** Records provided **
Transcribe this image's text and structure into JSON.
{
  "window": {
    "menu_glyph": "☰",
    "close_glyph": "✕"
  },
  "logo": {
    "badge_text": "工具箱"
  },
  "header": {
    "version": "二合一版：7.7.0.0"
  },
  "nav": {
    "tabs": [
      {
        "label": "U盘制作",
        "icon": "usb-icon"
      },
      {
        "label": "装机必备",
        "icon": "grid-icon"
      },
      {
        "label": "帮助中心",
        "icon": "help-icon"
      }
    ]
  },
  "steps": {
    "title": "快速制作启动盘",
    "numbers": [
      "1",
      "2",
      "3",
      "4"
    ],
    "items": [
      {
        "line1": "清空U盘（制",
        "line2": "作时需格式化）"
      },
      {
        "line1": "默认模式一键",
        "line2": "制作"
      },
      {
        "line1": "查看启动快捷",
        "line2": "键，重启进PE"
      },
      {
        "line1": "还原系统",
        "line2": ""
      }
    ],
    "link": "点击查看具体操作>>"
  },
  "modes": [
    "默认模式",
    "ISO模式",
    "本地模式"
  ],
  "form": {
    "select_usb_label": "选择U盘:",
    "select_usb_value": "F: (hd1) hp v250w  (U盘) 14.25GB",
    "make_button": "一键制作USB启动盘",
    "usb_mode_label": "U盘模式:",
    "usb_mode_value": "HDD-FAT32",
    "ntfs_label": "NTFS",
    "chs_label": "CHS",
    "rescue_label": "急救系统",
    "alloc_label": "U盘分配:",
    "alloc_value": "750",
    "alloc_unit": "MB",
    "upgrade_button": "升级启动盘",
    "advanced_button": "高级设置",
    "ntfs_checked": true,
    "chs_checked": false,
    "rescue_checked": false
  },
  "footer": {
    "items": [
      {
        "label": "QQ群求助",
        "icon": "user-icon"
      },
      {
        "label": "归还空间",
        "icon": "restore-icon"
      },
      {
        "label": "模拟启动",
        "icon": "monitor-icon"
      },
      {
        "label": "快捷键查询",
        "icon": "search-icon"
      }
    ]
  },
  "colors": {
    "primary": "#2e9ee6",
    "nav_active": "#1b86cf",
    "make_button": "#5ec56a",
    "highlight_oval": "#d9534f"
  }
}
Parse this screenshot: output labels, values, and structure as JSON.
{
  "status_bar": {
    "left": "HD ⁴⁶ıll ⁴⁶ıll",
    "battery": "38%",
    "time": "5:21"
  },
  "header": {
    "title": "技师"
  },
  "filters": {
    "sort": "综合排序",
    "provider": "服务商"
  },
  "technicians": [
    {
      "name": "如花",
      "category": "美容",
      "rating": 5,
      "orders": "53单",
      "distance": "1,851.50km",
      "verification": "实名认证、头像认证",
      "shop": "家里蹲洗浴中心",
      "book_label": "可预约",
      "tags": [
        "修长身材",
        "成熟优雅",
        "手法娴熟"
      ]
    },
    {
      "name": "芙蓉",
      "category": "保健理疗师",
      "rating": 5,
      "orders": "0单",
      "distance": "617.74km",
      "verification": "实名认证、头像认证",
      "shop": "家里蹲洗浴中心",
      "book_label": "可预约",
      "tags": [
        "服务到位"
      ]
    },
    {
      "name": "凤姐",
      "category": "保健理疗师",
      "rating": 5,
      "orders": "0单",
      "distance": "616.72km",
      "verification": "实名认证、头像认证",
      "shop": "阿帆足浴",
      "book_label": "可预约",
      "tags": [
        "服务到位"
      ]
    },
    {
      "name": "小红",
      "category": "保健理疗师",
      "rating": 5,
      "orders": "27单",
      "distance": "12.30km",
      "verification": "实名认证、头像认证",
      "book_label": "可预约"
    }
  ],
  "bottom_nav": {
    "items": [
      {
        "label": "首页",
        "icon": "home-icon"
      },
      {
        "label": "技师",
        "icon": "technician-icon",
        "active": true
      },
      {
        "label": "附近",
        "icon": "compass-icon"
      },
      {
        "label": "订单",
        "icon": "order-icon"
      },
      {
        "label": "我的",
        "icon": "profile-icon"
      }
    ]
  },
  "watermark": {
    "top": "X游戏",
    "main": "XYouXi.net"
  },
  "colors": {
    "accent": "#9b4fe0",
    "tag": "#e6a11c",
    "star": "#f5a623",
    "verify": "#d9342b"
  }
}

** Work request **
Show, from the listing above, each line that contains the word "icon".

** Expected output **
        "icon": "usb-icon"
        "icon": "grid-icon"
        "icon": "help-icon"
        "icon": "user-icon"
        "icon": "restore-icon"
        "icon": "monitor-icon"
        "icon": "search-icon"
        "icon": "home-icon"
        "icon": "technician-icon",
        "icon": "compass-icon"
        "icon": "order-icon"
        "icon": "profile-icon"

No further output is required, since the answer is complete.